I am reawakened (rewoke?) to this idea on a regular basis, when my students are attempting to access dense or difficult text. My social studies courses are heavy on reading and writing, but I didn’t fully appreciate my role as a content and general literacy teacher until I started using the Talk to the Text method – affectionately called “T4” in my building. For the uninitiated, “T4’ing” is a reading and annotation protocol that encourages students to engage in dialogue with a given text. From my cursory research, the T4 method, also called TttT, originated in the Reading Apprenticeship program (see complete protocol directions here, courtesy of Renton Technical College), and is used for a variety purposes in elementary, secondary, and post-secondary classrooms. Students
write in the margins, make notes, underline and circle words, ask questions, and make comments and predictions. The reader notes what (s)he knows, what (they are) thinking about, what connections (s)he sees or does not see, what (her)/his predictions might be, etc. (RTC)
The thing I love about T4 is that it assists students in conducting deep reading, acquiring content literacy, and building academic language skills. Class discussions are richer when students have “T4’d” ahead of class, and applications are only limited by your imagination (Socratic Seminar, anyone?). I enjoy responding to the notes my students create and starting a written dialogue with them about the content. Here is a small sample of a document recently “T4’d” by one of my AP Government students:
My building uses standards-based grading (does yours?), and the T4 method aligns perfectly with the standards my department uses for literacy instruction – in this case, the “History/Social Studies” sub-category of the Common Core ELA standards.

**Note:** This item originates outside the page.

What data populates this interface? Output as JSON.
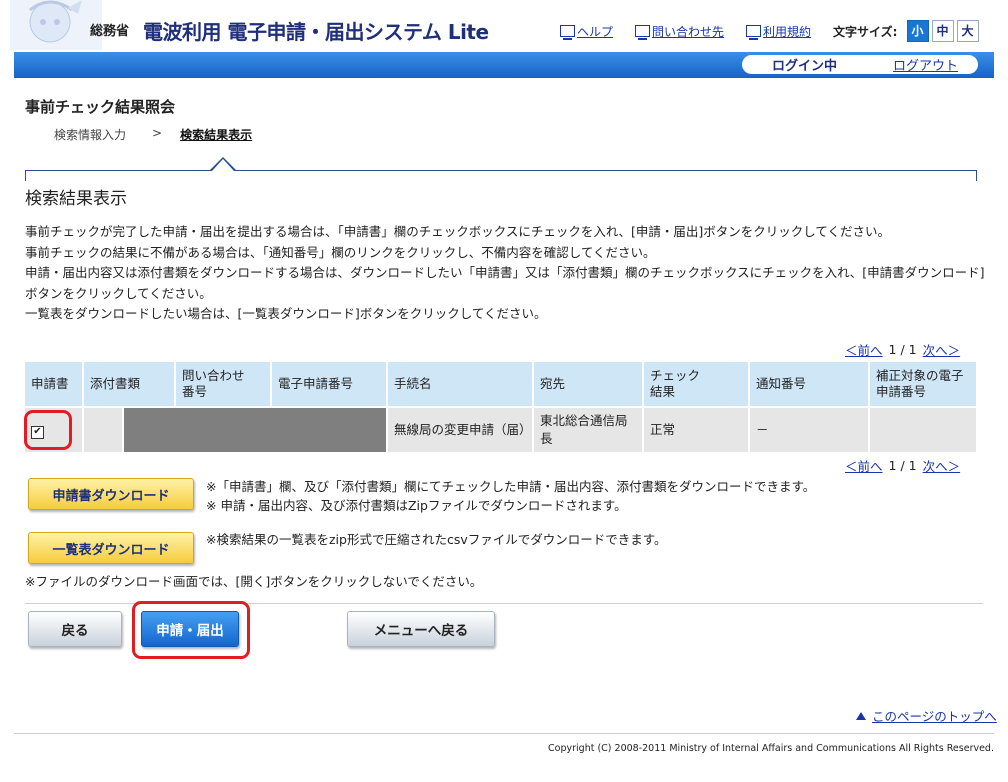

The T4 method can be used in conjunction with assessments – I’m currently digging the Content Informal Reading Inventory, or CIRI, for assessment purposes (the Kamloops/Thompson school district in British Columbia has a straightforward set of directions on their “Literacy Resources” site). Protocols like T4 and the CIRI have equipped me to serve my students as a literacy teacher and empowered them to meet and exceed literacy and content standards.
For other non-ELA teachers: how do you teach content and general literacy? What tips, tricks, or go-to protocols do you use regularly? Share in the comments.
Latest posts by Annie Jansen (see all)
- Reflect & Recharge - September 22, 2017
- Tackling Vertical Alignment and Standards Prioritization - June 23, 2017
- Educator Self-care - May 19, 2017